Many of the houses in São Paulo’s Cidade Jardim neighborhood are surrounded by tall, thick walls topped with thin lines of electrified wire, as is often the case in the city’s wealthier areas, but on Saturday evening, the day before the end of the SP-Arte fair, the front gate of one house was swung wide open. Every few minutes a car pulled up and dropped people off, and they wandered inside for an event hosted by New York’s Broadway 1602 gallery, São Paulo’s Galeria Millan, and Ricardo Ortiz Kugelmas, whose grandfather once lived there.
A few dozen visitors lingered throughout the dimly lit house, most congregating around an empty swimming pool in back that was filling, very slowly, with ping-pong balls, each one dropped from a thin, clear pipe that was attached to a large basin of balls above the pool. This was a new work by the Brazilian artist Lenora de Barros called Volume Morto (Dead Volume)—“the deepest and final supply of a reservoir, below the regular water catchment points, only attainable through the use of water pumps,” as the Barros writes in a statement.
A single layer of balls filled the floor of the deepest section of the deep-end, but only just barely. Each ball hit the pool’s tiles, echoing loudly through the backyard as it bounced, and then settled deep in the pool. São Paulo’s reservoirs are similar depleted at the moment, after years of weak rainfall and even despite heavy rainfall in February and water-use restrictions. De Barros was mapping out that emptiness, rendering it tangible, beautiful and sad.

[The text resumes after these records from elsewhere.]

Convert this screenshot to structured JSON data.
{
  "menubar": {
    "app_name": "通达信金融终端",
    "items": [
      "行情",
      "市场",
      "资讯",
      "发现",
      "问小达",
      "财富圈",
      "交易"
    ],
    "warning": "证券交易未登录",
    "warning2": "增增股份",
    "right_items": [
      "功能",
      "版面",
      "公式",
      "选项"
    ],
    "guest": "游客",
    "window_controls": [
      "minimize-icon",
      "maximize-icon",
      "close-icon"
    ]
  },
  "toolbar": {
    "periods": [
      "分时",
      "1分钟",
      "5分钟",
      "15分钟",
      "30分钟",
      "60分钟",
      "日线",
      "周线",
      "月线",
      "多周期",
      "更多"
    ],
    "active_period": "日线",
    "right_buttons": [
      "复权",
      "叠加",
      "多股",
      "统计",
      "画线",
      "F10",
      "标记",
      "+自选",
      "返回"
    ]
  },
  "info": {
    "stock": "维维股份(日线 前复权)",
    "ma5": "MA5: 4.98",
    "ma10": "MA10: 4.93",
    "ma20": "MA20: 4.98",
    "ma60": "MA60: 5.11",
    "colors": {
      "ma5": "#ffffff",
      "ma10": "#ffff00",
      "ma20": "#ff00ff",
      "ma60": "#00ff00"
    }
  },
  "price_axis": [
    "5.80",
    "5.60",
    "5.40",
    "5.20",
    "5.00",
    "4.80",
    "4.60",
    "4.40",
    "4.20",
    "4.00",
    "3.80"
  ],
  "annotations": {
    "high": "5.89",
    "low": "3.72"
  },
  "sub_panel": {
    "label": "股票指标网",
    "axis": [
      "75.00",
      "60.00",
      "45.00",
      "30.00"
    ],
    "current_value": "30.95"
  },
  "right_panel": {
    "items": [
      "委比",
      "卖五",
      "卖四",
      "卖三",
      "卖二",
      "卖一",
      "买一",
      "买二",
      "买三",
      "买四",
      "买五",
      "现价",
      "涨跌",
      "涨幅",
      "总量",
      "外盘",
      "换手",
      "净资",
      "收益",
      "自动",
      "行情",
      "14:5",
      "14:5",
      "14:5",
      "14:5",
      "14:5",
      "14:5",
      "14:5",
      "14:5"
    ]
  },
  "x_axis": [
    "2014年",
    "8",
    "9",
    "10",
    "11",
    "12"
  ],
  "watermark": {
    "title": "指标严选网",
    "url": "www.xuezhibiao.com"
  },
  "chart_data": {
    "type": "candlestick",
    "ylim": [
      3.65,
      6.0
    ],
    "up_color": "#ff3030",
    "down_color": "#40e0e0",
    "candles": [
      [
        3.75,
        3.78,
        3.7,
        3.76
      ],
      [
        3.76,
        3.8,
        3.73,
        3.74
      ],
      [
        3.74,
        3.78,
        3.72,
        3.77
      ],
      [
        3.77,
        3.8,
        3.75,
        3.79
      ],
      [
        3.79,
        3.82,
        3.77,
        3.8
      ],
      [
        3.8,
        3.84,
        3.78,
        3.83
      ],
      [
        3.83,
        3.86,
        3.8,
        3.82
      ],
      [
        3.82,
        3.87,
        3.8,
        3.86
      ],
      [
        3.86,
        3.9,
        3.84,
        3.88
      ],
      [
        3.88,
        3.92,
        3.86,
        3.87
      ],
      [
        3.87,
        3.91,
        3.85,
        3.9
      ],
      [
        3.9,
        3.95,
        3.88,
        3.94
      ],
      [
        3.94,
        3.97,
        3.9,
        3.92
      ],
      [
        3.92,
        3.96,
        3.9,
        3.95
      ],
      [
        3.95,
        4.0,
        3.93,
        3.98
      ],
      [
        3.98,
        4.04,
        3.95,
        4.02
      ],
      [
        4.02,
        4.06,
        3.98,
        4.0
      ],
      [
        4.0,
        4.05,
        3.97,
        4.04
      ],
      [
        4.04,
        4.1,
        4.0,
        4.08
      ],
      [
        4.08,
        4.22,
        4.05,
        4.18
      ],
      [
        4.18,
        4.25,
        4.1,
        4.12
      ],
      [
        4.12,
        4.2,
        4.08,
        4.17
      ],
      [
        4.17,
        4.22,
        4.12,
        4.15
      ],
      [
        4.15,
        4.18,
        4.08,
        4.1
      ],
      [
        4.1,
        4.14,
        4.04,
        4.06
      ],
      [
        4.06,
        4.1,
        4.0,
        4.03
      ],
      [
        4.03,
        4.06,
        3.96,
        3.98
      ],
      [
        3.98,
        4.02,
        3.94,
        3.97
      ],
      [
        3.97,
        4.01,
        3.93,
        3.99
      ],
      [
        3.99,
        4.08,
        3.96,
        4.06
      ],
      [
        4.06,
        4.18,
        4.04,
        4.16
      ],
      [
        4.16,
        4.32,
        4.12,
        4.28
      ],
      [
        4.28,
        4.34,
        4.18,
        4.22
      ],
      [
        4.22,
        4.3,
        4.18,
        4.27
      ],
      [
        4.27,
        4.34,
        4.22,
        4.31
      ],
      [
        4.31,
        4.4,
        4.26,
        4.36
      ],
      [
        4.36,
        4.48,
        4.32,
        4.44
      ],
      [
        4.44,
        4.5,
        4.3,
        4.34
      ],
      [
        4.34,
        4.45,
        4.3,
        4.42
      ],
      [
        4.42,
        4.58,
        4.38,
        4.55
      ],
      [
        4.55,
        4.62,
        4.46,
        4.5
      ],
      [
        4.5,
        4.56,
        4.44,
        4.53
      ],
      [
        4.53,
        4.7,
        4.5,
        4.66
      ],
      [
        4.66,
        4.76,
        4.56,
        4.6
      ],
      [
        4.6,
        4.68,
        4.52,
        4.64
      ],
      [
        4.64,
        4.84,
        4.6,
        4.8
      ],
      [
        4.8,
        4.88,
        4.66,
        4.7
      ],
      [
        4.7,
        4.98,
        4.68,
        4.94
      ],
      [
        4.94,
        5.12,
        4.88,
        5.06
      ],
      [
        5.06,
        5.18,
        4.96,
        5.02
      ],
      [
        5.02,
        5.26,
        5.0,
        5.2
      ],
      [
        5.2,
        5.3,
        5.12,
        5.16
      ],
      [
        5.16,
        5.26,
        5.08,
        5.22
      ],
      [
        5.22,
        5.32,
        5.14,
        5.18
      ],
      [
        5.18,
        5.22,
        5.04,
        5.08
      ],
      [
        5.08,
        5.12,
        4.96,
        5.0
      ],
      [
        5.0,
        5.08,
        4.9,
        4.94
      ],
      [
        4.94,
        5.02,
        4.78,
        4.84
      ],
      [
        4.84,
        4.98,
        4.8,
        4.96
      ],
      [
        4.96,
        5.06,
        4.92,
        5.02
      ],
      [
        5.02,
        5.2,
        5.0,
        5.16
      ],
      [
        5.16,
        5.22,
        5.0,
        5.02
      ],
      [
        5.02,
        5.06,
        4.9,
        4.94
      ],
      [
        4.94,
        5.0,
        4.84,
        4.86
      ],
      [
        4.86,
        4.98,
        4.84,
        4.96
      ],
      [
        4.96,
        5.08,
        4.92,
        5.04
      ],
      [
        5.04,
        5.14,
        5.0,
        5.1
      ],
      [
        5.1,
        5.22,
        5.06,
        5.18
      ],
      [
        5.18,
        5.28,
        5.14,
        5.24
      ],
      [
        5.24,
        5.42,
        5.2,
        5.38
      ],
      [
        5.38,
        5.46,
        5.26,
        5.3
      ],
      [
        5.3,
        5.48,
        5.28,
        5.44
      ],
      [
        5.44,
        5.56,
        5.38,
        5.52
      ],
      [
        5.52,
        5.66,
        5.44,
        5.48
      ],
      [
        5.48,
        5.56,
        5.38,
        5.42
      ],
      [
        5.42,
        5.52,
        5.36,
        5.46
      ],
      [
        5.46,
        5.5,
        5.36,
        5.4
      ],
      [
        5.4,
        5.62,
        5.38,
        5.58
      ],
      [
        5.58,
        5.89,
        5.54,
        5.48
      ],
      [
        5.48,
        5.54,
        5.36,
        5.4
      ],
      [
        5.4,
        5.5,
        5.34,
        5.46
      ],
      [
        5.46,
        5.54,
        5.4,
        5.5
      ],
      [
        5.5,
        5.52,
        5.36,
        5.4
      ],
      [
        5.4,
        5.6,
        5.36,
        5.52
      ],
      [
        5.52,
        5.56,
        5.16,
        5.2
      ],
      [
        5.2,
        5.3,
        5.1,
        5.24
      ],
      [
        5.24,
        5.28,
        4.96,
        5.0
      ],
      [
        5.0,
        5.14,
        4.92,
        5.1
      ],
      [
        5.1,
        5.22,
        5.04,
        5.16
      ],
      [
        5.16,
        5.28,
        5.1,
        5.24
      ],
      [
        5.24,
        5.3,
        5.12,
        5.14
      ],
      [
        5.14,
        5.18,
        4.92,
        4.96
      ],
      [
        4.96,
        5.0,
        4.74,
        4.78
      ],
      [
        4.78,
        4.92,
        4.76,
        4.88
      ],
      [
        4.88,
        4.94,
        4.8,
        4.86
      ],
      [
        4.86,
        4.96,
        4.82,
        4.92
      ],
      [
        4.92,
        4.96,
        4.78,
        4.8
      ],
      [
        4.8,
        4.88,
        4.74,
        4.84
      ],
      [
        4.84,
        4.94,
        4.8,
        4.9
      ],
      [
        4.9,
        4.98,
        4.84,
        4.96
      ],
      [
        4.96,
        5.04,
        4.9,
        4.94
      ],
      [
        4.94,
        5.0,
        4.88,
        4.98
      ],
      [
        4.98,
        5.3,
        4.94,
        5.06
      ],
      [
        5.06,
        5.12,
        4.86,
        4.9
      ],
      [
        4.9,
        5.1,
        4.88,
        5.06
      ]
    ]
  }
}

And she designed the work so that you could not hide from it, even if you ducked away from the pool, positioning microphones on its floor that transmitted those crisp, chilly bounces into speakers in the wood-paneled library. For a moment, it actually sounded like heavy drops of rain were falling outside, but then you remembered what you were hearing.